With the U.S.-led war in Iraq ended and American military involvement in Afghanistan winding down, President Barack Obama has sought to pivot the country's foreign policy focus towards Asia. One aspect of that pivot is the negotiation of a free-trade agreement among 12 Pacific Rim nations. But as Obama leaves this week on a trip to four Asian countries he has found it very difficult to complete the trade pact. VOA's Ken Bredemeier has more from Washington.
Video

Video Robotic Mission Kicks Up Lunar Dust

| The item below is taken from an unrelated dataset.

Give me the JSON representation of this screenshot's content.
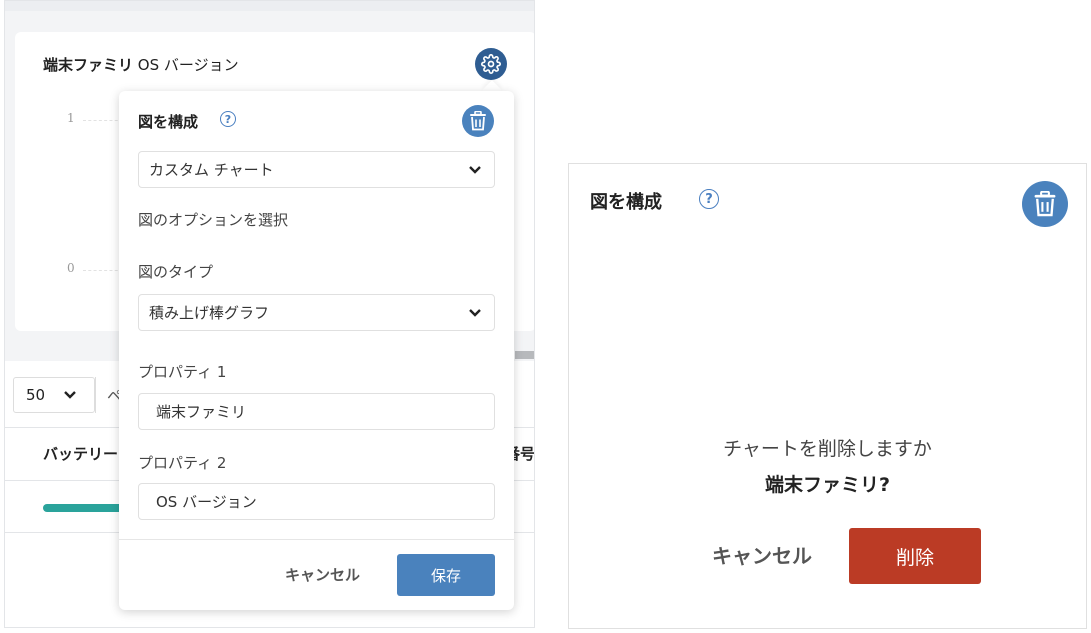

A robotic mission to the moon was deliberately crashed onto the lunar surface late last week, but not before scientists had collected data gathered by the spacecraft which was designed to self-destruct. VOA's Rosanne Skirble reports on the preliminary findings of the craft, called LADEE - an acronym for Lunar Atmosphere and Dust Environment Explorer.
Video

Video Boko Haram Claims Responsibility for Bombing in Nigerian Capital

The Nigerian militant group known as Boko Haram has claimed responsibility for a bombing in the capital on April 14th that killed 75 people. In the video message, Abubakar Shekau, the man who says he ordered the bombing, says nothing about the mass abduction of more than 100 teenage girls, most of whom are still missing. Heather Murdock has more for VOA from Abuja.
Video

Video Ukraine Developments Hang Over Obama Trip to Asia

President Barack Obama's trip to Asia this week comes as concerns over Beijing's territorial ambitions are growing in the region. Those concerns have been compounded by Russia's recent actions in Ukraine and the possibility that Chinese strategists might be looking to Crimea as a model for its territorial disputes with its neighbors. VOA's Bill Ide has more from Beijing.
Video

Video Autistic Adults Face Housing, Job Challenges

Many parents of children with disabilities fear for the future of their adult child. It can be difficult to find services to help adults with disabilities - physical, mental or emotional - find work or live on their own. The mother of an autistic boy set up a foundation to advocate for the estimated 1.2 million American adults with autism, a developmental disorder that causes communication difficulties and often social difficulties. VOA's Faiza Elmasry reports.
AppleAndroid